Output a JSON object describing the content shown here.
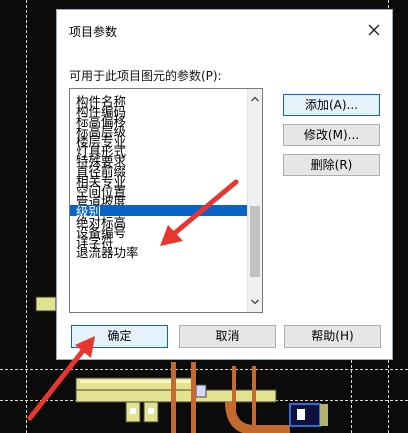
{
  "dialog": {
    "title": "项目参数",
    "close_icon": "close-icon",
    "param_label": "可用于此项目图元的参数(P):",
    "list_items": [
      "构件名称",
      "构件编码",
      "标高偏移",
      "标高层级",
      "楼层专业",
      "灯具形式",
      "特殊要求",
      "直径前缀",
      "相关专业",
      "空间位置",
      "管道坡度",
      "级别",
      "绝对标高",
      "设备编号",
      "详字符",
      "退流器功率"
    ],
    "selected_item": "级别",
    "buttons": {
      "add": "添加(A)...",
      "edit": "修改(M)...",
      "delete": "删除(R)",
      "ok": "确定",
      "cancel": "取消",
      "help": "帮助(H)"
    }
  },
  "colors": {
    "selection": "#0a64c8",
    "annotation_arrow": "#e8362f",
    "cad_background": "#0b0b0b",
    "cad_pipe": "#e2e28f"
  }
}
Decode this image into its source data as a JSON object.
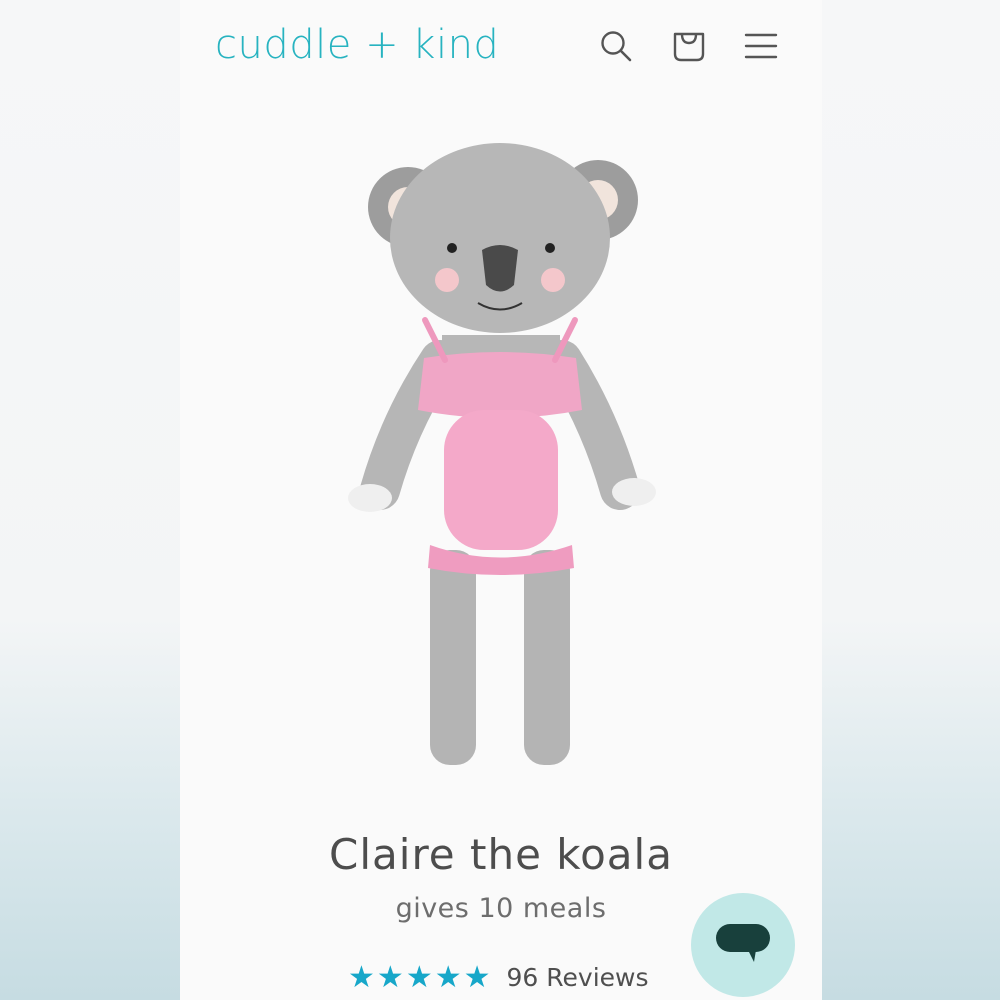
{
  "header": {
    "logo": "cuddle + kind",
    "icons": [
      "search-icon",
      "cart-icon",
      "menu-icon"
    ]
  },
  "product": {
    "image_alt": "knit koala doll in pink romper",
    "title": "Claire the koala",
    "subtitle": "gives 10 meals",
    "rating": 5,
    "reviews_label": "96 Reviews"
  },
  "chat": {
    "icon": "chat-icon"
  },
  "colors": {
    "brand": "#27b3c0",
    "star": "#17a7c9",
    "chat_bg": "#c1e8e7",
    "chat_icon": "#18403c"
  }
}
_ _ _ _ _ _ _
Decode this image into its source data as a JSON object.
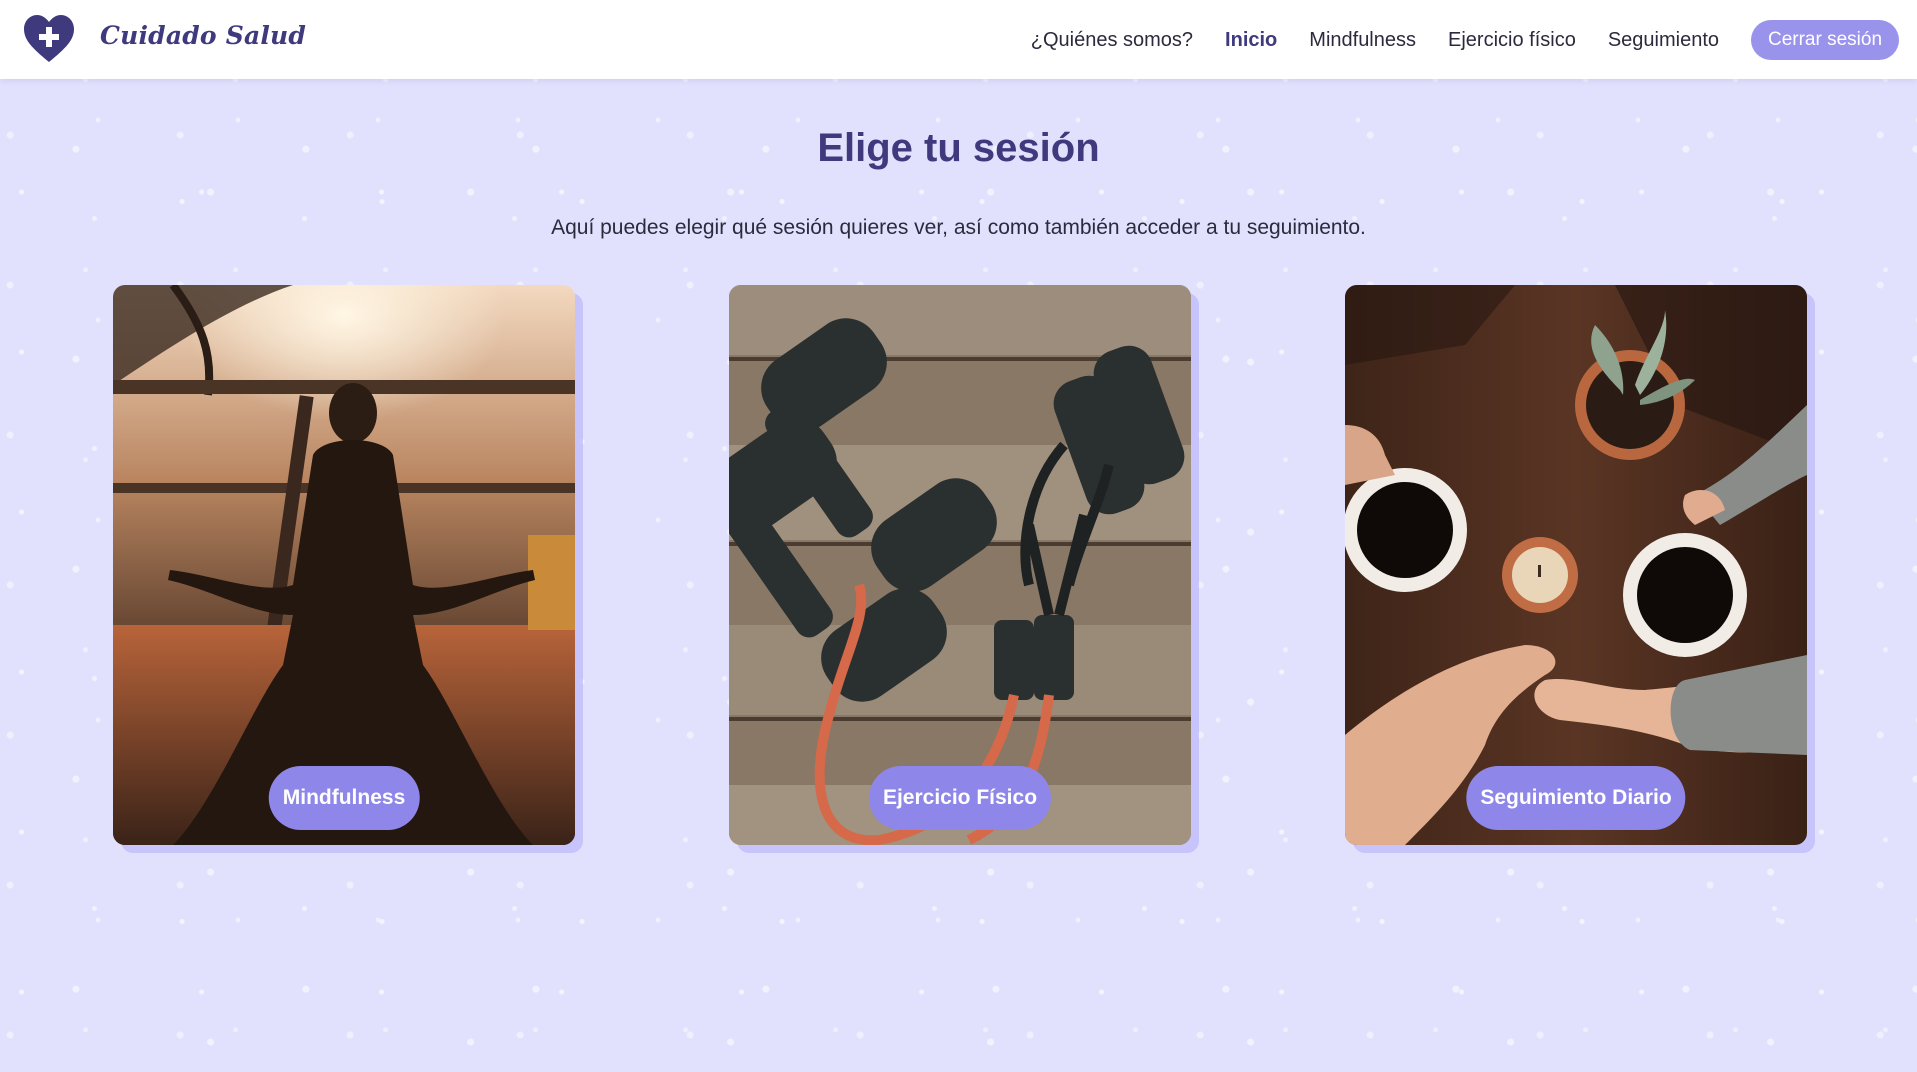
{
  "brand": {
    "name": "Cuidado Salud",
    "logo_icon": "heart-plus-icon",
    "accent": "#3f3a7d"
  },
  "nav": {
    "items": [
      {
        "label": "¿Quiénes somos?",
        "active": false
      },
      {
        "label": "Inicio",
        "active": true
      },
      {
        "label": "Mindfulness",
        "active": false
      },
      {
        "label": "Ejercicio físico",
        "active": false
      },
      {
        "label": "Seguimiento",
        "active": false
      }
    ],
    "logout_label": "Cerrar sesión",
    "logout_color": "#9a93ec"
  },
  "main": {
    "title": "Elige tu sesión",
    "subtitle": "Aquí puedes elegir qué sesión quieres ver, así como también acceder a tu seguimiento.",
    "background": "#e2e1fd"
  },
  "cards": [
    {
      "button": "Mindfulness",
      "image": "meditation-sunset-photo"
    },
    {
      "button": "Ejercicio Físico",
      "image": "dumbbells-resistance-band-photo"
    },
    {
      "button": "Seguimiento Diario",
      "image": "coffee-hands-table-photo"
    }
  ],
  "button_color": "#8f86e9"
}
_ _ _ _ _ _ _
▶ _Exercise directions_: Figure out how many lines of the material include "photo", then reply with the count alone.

▶ _Response_: 3